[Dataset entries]
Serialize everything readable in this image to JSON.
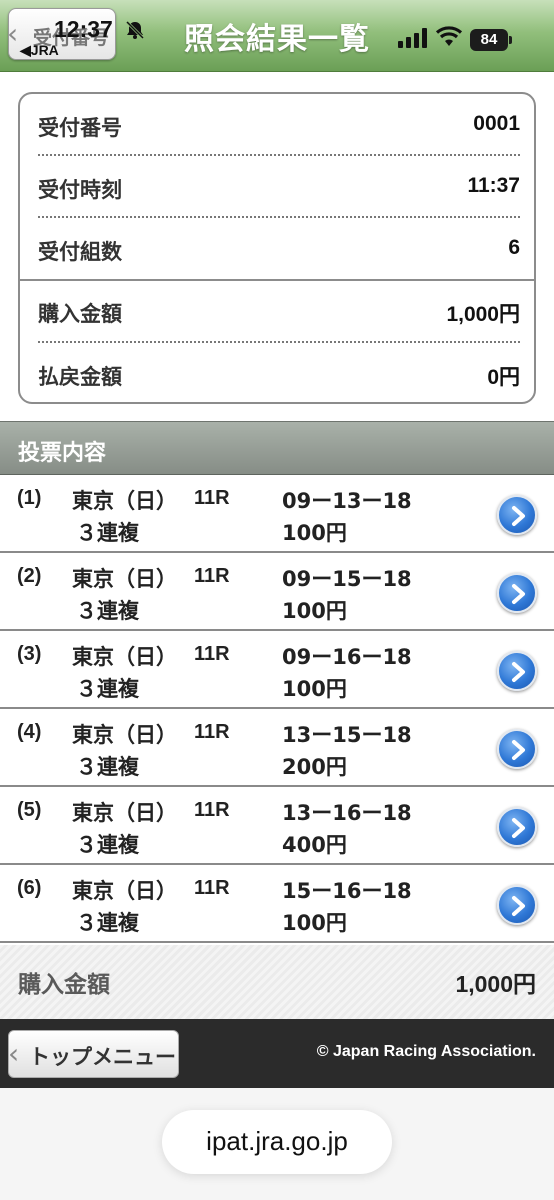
{
  "status_bar": {
    "time": "12:37",
    "jra": "JRA",
    "battery": "84"
  },
  "header": {
    "back_label": "受付番号",
    "title": "照会結果一覧"
  },
  "summary": {
    "rows": [
      {
        "label": "受付番号",
        "value": "0001"
      },
      {
        "label": "受付時刻",
        "value": "11:37"
      },
      {
        "label": "受付組数",
        "value": "6"
      },
      {
        "label": "購入金額",
        "value": "1,000円"
      },
      {
        "label": "払戻金額",
        "value": "0円"
      }
    ]
  },
  "section": {
    "title": "投票内容"
  },
  "bets": [
    {
      "no": "(1)",
      "venue": "東京（日）",
      "race": "11R",
      "type": "３連複",
      "combo": "09ー13ー18",
      "amount": "100円"
    },
    {
      "no": "(2)",
      "venue": "東京（日）",
      "race": "11R",
      "type": "３連複",
      "combo": "09ー15ー18",
      "amount": "100円"
    },
    {
      "no": "(3)",
      "venue": "東京（日）",
      "race": "11R",
      "type": "３連複",
      "combo": "09ー16ー18",
      "amount": "100円"
    },
    {
      "no": "(4)",
      "venue": "東京（日）",
      "race": "11R",
      "type": "３連複",
      "combo": "13ー15ー18",
      "amount": "200円"
    },
    {
      "no": "(5)",
      "venue": "東京（日）",
      "race": "11R",
      "type": "３連複",
      "combo": "13ー16ー18",
      "amount": "400円"
    },
    {
      "no": "(6)",
      "venue": "東京（日）",
      "race": "11R",
      "type": "３連複",
      "combo": "15ー16ー18",
      "amount": "100円"
    }
  ],
  "total": {
    "label": "購入金額",
    "value": "1,000円"
  },
  "footer": {
    "top_menu_label": "トップメニュー",
    "copyright": "© Japan Racing Association."
  },
  "browser": {
    "url": "ipat.jra.go.jp"
  },
  "colors": {
    "header_green": "#7aa866",
    "section_gray": "#969e96",
    "detail_blue": "#2f78d6",
    "footer_dark": "#2b2b2b"
  }
}
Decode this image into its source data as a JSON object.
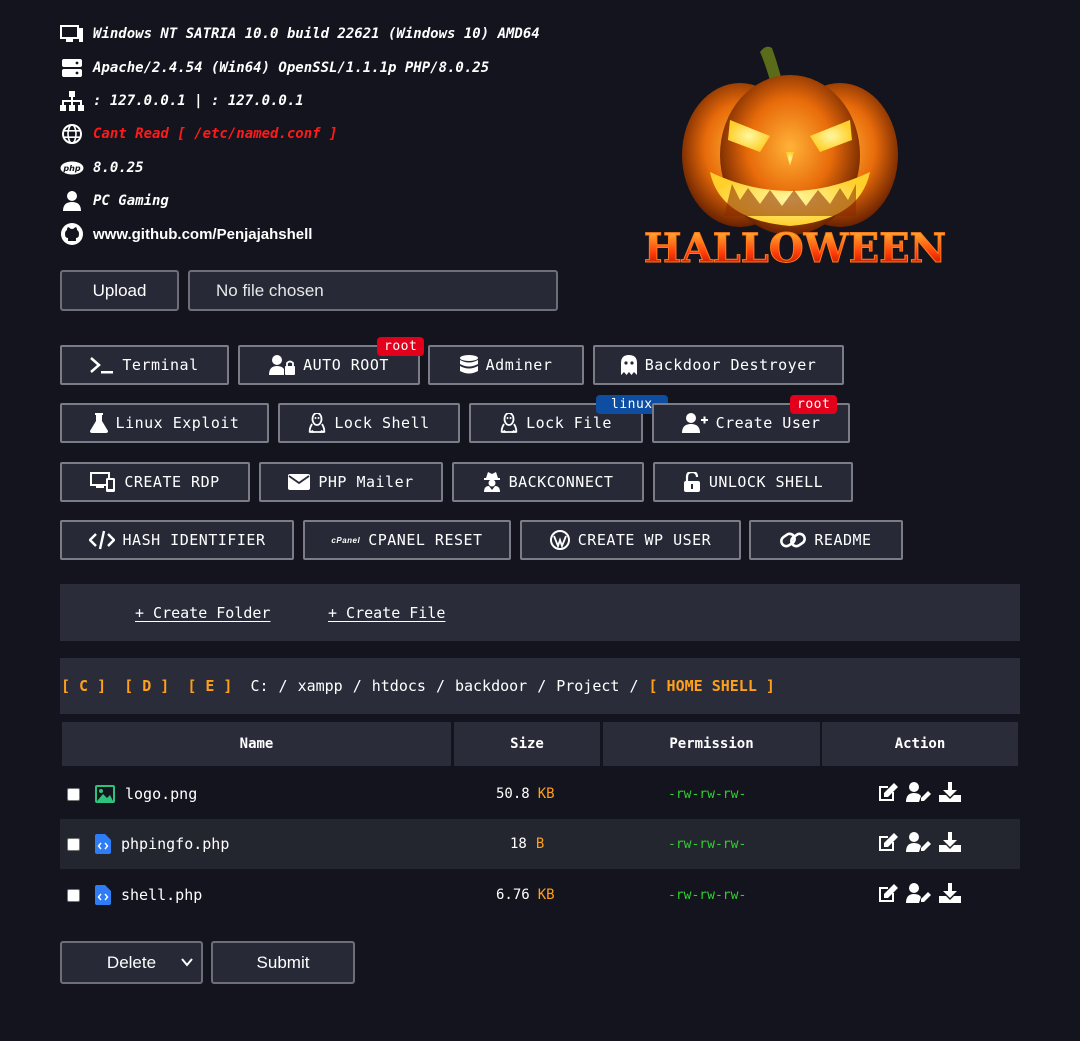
{
  "info": {
    "os": "Windows NT SATRIA 10.0 build 22621 (Windows 10) AMD64",
    "server": "Apache/2.4.54 (Win64) OpenSSL/1.1.1p PHP/8.0.25",
    "ip": ": 127.0.0.1 | : 127.0.0.1",
    "named": "Cant Read [ /etc/named.conf ]",
    "php_version": "8.0.25",
    "user": "PC Gaming",
    "github": "www.github.com/Penjajahshell"
  },
  "banner": {
    "text": "HALLOWEEN"
  },
  "upload": {
    "button": "Upload",
    "file_status": "No file chosen"
  },
  "tools": {
    "terminal": "Terminal",
    "auto_root": "AUTO ROOT",
    "adminer": "Adminer",
    "backdoor_destroyer": "Backdoor Destroyer",
    "linux_exploit": "Linux Exploit",
    "lock_shell": "Lock Shell",
    "lock_file": "Lock File",
    "create_user": "Create User",
    "create_rdp": "CREATE RDP",
    "php_mailer": "PHP Mailer",
    "backconnect": "BACKCONNECT",
    "unlock_shell": "UNLOCK SHELL",
    "hash_identifier": "HASH IDENTIFIER",
    "cpanel_reset": "CPANEL RESET",
    "create_wp_user": "CREATE WP USER",
    "readme": "README",
    "cpanel_logo": "cPanel"
  },
  "tags": {
    "root": "root",
    "linux": "linux"
  },
  "create": {
    "folder": "+ Create Folder",
    "file": "+ Create File"
  },
  "path": {
    "drives": [
      "[ C ]",
      "[ D ]",
      "[ E ]"
    ],
    "segments": [
      "C:",
      "/",
      "xampp",
      "/",
      "htdocs",
      "/",
      "backdoor",
      "/",
      "Project",
      "/"
    ],
    "home": "[ HOME SHELL ]"
  },
  "table": {
    "headers": [
      "Name",
      "Size",
      "Permission",
      "Action"
    ],
    "rows": [
      {
        "name": "logo.png",
        "size": "50.8",
        "unit": "KB",
        "perm": "-rw-rw-rw-"
      },
      {
        "name": "phpingfo.php",
        "size": "18",
        "unit": "B",
        "perm": "-rw-rw-rw-"
      },
      {
        "name": "shell.php",
        "size": "6.76",
        "unit": "KB",
        "perm": "-rw-rw-rw-"
      }
    ]
  },
  "bottom": {
    "select_value": "Delete",
    "submit": "Submit"
  },
  "colors": {
    "accent_orange": "#ff9f1a",
    "perm_green": "#2fd02f",
    "error_red": "#ff1a1a",
    "root_tag": "#e3001b",
    "linux_tag": "#0d4ea3"
  }
}
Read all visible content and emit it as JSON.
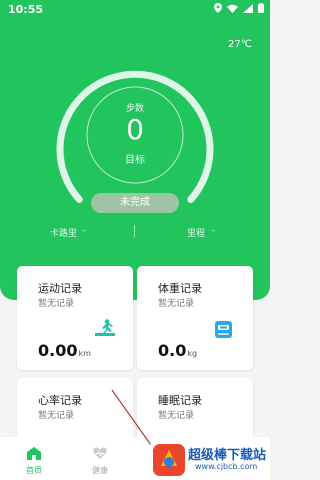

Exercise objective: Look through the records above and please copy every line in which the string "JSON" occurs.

Exercise response:
Serialize everything readable in this image to JSON.
Decode this image into its source data as a JSON object.
Read all visible content and emit it as JSON.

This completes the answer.